Of the later concerts, I think the Karajan program from 1987 is almost unique. Karajan had a long history of conducting the Vienna Philharmonic and had recorded lots of Strauss with them, including a complete Die Fledermaus. But he had never conducted the New Year’s Concert. And due to serious illness in the fall of 1986, he had been unable to conduct for three months. He returned to the podium for the 1987 New Year’s Concert, and made it unforgettable. He loved this music and conducted it with respect. Waltzes like Josef Strauss’ Delirien or Johann Strauss’ Sphärenklange emerged in his hands as profound expressions of love and imagination. Strauss’ Voices of Spring waltz with soprano Kathleen Battle in her prime was beautiful beyond words.
Carlos Kleiber led the New Year’s Concert in 1989 and 1992. Like Karajan, he took this music very seriously and rehearsed it with painstaking care. Kleiber’s performances were not only meticulously prepared but elegant and sublime in their expression. Johann Strauss’ Stadt und Land from the 1992 concert was revealed to be a minor masterpiece in his hands. On the downside, Kleiber’s Feuerfest was absolutely humorless, and Vergnügungszug (Pleasure Train) wasn’t much better.
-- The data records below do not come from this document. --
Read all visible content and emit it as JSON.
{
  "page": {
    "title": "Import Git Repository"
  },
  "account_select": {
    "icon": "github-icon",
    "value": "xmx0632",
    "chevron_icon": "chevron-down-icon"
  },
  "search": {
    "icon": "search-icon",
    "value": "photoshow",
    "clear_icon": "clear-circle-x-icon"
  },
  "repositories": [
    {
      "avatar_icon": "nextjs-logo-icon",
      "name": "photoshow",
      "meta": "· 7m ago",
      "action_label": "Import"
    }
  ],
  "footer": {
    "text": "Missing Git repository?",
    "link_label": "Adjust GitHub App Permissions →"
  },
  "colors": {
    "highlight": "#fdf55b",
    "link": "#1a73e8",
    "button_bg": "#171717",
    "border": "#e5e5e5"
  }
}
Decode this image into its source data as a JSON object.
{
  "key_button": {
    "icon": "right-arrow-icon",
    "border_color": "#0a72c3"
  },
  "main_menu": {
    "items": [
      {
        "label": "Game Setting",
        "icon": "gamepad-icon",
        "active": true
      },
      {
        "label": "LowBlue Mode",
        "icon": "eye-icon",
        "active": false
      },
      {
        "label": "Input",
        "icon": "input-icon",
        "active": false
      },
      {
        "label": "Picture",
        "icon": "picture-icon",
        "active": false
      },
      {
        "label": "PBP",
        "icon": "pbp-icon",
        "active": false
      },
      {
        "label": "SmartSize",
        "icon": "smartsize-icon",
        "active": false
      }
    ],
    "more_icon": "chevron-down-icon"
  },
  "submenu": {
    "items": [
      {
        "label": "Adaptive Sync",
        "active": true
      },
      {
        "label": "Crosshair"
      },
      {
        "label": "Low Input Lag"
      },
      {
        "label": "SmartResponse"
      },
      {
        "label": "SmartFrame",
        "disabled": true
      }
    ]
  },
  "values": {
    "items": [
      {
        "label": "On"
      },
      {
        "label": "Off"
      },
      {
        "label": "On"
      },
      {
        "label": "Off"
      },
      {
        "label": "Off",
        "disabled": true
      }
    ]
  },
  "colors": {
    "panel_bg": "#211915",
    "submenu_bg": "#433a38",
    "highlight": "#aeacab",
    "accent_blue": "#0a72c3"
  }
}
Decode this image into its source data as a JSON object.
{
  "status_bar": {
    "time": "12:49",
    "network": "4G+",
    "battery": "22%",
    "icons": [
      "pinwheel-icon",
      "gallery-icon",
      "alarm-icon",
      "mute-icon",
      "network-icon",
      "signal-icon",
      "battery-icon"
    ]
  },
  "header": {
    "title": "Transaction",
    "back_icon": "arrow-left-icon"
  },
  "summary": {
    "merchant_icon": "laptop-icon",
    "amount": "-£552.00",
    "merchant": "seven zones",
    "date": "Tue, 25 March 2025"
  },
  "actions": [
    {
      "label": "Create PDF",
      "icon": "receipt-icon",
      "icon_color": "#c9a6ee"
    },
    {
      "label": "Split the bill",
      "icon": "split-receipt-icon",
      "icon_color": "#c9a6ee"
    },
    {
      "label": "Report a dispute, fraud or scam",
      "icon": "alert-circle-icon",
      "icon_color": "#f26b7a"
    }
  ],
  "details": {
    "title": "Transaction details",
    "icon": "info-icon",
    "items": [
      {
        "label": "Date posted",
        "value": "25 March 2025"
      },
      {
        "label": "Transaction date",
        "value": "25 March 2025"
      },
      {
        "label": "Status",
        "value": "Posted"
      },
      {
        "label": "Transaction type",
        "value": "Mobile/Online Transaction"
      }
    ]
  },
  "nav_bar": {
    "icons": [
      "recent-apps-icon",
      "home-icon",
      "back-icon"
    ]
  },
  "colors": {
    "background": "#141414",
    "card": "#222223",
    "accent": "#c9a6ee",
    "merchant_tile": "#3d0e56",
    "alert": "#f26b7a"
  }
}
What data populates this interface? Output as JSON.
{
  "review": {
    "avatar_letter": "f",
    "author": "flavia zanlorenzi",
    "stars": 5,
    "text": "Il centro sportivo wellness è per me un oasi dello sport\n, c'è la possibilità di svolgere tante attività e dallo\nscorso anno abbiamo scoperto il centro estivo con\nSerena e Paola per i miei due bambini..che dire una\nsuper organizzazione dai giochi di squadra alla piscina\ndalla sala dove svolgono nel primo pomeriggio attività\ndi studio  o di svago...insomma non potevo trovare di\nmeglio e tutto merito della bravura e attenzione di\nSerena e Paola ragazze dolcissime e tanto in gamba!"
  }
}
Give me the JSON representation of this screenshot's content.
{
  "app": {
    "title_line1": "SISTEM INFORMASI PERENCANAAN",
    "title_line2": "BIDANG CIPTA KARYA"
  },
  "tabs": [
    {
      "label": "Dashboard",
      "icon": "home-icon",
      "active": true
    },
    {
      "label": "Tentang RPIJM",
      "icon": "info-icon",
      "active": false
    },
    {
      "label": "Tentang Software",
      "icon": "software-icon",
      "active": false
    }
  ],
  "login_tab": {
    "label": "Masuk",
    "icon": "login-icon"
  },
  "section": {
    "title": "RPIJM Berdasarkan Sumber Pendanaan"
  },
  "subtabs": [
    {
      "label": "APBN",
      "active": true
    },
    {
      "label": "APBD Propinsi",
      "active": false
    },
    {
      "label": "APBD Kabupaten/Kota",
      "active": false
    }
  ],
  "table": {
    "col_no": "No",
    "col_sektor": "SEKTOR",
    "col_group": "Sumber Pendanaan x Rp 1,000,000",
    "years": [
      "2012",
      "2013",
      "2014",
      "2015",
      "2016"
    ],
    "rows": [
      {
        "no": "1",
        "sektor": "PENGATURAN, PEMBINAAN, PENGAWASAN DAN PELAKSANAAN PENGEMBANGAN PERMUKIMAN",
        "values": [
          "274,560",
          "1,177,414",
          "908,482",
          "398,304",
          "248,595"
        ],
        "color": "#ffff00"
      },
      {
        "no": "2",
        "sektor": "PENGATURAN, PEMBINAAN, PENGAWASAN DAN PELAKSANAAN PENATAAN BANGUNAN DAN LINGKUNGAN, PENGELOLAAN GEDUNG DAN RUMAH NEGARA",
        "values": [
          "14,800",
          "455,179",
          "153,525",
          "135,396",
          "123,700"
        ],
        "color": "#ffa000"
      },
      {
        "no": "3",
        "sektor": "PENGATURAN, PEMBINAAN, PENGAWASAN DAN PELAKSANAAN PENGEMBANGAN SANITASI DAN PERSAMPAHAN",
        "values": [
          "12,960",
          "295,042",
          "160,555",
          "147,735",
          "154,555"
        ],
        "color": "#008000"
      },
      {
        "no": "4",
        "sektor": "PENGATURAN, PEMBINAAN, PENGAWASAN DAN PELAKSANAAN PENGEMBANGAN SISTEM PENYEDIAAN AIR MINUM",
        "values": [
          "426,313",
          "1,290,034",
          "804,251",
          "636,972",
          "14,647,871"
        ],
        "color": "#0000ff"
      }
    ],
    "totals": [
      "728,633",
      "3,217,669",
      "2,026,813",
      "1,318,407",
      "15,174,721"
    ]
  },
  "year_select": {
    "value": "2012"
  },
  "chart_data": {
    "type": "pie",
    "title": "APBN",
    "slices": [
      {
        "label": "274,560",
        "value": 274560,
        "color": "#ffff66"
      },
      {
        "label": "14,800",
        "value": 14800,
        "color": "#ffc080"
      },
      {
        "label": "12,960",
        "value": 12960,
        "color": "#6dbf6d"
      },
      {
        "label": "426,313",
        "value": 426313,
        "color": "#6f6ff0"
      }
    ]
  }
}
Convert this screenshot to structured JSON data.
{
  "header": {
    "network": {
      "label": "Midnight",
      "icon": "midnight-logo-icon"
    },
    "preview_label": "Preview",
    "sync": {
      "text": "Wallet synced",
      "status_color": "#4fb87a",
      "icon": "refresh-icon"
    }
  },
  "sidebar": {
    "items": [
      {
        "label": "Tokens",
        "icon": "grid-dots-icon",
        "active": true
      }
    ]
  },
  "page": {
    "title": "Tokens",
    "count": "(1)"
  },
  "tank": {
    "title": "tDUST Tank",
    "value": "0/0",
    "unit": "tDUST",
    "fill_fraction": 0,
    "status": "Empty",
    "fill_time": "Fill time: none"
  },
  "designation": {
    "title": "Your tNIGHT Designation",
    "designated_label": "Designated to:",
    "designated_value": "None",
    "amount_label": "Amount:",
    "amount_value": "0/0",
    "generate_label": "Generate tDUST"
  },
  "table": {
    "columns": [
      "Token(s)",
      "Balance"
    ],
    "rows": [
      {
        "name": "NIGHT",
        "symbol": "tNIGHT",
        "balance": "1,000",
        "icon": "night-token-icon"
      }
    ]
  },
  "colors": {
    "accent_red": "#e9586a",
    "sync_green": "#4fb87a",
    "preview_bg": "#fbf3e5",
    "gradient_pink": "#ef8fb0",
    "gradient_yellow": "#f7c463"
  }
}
It is easy to mock the New Year’s Concerts for their hearty good humor, the rigidity of their traditions, and the shameless Viennese self-promotion. But I will be tuned to my local PBS station as I always do on New Year’s Day, and be transported to Vienna at its most magical: the palaces, the Musikverein and above all, the music. The music of the Strauss family endures because of its quality and because it speaks to the heart. And what can one say about the Vienna Philharmonic? It has a sound all its own and its musicians play with a joy that is good for the soul.
Paul E. Robinson is a Canadian conductor and broadcaster, and the author of four books on conductors. He writes regularly about music for www.theartoftheconductor.com, www.musicaltoronto.org, and www.scena.org.